It’s a snappy title for this section, but in fact the six sites we identified in our quick and crude site-search weren’t all perfect; far from it, in fact.
One site had the wrong geology, heavy clay rather than a sandy soil cover. Another was an isolated block of forest bordering the site of a historic monument, and so was regarded as too sensitive. A third was eminently suitable, other than being immediately adjacent to a very large planned urban extension that was already well advanced through the planning system. Each of these was immediately ruled out for further consideration. Two further sites were marked as ‘Maybe’; both had the right geology and were adjacent to higher-order centres, but both had fairly high relief – steep slopes which would make construction more complicated, particularly if the idea of new lakes like Elveden was to be pursued.
One site stood out: the geology and topography were ideal, and it was part of a larger network of wooded areas. It was in an area of high housing demand, a couple of miles from two large towns, and there were 11 secondary schools within 4 miles of the site. It was 8 miles distant from a motorway which would give access to central London in another 35 miles, and one end of the site was only a kilometre from a train station with a good commuter-service into London. The site was a bit small at only 70ha, and had come through our 150ha ‘sieve’ as one half of a larger block of plantation bisected by a main road. For the purposes of carrying out some feasibility work, however, it was more than adequate.
Above: Capacity study; part of Center Parcs Elveden superimposed on the site.
We presented our findings to Forestry Commission ‘HQ’ in Bristol and then had a preliminary meeting with the local FC team and their retained land-agents. At this meeting, however, it emerged that the site was being discussed in connection with an urban extension adjacent to one of the nearby towns, with planned enhancement as recreation-space for the new development. These plans were at a very early stage but they certainly muddied the waters. Also working against us was the gathering storm of public opinion over the recent announcement of the new government’s forest sell-off plans.
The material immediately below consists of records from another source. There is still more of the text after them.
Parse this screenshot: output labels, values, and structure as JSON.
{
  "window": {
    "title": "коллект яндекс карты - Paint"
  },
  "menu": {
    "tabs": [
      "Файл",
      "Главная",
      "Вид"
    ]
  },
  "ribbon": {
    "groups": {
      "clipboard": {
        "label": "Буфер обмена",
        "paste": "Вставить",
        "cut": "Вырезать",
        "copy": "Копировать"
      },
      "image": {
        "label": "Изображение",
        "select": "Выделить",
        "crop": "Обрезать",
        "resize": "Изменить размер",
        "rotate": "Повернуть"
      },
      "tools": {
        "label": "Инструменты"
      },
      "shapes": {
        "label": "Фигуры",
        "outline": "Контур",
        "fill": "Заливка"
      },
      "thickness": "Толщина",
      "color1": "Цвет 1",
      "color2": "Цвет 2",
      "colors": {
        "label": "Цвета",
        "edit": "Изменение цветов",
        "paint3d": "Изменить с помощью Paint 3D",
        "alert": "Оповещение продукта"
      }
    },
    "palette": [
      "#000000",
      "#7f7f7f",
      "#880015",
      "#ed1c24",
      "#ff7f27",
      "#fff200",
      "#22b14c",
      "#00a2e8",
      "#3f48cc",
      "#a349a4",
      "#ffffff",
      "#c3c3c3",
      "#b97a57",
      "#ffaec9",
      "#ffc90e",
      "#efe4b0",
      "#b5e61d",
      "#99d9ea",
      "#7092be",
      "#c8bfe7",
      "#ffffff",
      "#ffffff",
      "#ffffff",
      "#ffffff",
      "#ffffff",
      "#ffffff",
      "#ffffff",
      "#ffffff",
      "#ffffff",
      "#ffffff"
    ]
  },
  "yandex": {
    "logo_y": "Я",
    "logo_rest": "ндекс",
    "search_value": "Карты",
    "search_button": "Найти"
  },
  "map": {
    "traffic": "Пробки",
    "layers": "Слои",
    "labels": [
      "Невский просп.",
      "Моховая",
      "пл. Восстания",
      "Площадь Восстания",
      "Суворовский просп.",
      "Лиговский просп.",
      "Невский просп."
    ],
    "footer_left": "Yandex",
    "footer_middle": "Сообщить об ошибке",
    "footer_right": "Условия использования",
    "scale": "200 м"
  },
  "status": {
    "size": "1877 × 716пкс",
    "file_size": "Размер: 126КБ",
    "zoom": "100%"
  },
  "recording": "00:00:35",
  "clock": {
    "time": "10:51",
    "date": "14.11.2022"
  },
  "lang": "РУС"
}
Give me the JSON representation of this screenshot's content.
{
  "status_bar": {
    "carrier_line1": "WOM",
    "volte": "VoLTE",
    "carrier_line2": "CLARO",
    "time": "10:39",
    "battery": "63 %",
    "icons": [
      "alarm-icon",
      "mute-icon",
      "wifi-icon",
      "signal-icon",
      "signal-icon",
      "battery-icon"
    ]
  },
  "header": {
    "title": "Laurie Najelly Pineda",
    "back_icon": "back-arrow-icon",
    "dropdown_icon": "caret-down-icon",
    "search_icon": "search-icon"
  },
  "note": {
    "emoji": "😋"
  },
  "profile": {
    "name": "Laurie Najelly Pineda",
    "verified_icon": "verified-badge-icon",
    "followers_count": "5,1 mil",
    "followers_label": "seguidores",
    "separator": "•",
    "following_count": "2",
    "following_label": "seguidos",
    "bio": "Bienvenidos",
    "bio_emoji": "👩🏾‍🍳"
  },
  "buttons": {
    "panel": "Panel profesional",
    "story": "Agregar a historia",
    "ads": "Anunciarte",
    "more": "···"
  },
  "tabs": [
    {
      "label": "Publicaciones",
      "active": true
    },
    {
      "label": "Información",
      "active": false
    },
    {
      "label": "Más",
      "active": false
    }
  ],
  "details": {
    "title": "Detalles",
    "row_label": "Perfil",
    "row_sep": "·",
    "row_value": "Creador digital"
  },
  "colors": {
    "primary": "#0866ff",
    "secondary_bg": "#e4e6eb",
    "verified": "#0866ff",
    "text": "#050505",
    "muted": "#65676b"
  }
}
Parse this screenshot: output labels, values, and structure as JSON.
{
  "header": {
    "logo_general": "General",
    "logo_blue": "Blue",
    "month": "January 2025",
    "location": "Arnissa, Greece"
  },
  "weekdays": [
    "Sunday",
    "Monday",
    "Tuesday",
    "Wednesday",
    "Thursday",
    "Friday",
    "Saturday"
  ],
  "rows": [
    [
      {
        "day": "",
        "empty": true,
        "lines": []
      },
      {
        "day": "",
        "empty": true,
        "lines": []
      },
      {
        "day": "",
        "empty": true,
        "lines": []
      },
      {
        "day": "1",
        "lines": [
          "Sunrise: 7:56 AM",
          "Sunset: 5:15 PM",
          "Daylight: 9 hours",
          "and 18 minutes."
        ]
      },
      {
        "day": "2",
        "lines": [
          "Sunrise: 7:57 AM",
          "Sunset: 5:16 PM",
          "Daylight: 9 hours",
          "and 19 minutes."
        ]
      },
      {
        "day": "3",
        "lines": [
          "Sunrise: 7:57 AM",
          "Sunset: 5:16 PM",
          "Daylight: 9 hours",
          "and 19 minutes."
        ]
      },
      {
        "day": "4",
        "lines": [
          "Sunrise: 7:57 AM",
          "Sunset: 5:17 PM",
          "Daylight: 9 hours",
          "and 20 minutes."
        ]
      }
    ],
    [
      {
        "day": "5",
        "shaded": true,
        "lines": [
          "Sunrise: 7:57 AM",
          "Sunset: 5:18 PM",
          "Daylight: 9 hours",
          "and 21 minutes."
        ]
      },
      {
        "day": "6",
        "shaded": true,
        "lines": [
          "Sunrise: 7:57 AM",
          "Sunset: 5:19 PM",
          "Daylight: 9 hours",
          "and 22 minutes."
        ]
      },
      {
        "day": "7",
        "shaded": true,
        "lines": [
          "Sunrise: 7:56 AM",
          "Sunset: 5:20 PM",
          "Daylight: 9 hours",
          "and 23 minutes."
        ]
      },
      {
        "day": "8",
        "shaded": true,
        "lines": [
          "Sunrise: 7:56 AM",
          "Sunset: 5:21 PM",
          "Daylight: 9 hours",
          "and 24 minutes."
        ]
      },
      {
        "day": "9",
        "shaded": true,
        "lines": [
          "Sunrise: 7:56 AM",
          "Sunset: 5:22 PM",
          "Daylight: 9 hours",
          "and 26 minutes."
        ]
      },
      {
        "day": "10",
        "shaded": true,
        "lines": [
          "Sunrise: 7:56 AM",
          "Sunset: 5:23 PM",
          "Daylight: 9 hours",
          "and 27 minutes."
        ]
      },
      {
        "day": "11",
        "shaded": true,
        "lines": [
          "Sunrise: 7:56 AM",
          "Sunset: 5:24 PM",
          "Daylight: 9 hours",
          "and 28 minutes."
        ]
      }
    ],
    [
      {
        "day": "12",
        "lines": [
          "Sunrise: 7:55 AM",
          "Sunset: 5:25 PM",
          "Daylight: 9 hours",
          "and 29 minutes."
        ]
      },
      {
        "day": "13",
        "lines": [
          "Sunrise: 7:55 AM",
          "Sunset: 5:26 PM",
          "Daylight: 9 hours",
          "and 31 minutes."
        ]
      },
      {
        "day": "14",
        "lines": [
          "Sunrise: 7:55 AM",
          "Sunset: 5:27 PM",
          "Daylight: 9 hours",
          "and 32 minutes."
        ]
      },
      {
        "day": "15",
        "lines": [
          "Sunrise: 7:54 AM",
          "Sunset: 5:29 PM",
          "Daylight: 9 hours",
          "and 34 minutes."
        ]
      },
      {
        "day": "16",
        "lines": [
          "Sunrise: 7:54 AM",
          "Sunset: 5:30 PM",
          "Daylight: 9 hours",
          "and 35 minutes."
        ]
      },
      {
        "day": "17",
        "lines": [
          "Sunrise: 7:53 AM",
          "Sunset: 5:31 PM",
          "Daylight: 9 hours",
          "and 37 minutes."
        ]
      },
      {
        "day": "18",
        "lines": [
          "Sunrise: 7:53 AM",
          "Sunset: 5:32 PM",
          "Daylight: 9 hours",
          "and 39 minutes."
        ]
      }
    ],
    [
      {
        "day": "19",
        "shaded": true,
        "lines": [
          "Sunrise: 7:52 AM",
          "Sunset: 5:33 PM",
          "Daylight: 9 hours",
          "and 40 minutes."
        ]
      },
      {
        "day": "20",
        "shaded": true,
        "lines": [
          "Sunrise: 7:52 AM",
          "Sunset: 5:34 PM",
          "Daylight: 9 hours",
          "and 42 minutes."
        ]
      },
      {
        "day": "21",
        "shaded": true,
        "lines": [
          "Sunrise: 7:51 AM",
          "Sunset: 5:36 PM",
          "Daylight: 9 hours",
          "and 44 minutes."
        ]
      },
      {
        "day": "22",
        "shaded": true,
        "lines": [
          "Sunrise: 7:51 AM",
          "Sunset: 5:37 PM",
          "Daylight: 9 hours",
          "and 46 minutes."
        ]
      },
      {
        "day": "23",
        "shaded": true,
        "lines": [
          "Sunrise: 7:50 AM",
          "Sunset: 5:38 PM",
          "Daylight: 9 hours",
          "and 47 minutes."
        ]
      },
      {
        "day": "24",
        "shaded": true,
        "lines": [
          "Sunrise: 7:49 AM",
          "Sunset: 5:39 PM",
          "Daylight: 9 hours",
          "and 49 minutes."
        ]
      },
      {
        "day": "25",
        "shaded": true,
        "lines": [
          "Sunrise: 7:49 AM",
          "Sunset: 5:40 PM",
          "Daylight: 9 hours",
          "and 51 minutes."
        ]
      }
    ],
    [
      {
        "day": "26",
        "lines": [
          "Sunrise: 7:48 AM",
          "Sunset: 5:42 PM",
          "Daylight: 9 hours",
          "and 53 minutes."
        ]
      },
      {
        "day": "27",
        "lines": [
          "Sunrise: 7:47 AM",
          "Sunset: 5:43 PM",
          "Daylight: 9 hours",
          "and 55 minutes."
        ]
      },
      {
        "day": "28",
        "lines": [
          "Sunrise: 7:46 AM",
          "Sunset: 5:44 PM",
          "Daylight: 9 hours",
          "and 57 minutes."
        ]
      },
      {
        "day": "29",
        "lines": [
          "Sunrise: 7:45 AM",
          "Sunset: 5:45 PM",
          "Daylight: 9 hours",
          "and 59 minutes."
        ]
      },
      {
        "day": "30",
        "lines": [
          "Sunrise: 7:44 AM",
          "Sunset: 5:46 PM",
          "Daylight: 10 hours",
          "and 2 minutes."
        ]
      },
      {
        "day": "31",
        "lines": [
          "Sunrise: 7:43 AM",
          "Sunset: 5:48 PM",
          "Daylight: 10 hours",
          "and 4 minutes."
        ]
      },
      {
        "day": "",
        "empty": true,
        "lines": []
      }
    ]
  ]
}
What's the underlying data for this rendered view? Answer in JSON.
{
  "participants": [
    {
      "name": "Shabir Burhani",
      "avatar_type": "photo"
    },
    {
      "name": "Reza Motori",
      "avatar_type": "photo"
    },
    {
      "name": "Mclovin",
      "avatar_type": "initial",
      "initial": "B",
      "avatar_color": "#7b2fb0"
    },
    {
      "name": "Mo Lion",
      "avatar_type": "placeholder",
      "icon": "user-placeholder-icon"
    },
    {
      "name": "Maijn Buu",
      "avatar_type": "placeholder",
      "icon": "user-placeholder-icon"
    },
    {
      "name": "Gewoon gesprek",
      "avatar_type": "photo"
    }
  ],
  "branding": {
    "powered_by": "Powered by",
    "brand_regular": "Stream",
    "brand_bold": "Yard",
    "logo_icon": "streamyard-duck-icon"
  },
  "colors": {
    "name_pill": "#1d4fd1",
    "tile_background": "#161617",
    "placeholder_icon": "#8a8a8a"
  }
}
So when it came to the crunch question at the end of the meeting – ‘Would the Commission be able to fund a demand-study and some financial modelling?’ – the answer was an apologetic ‘No’.
After two years of periodic activity a fair amount of day-dreaming and a lot of interesting discussion, Forest Village had finally hit the buffers.
Next post: Forest Village #11 – An Epitaph?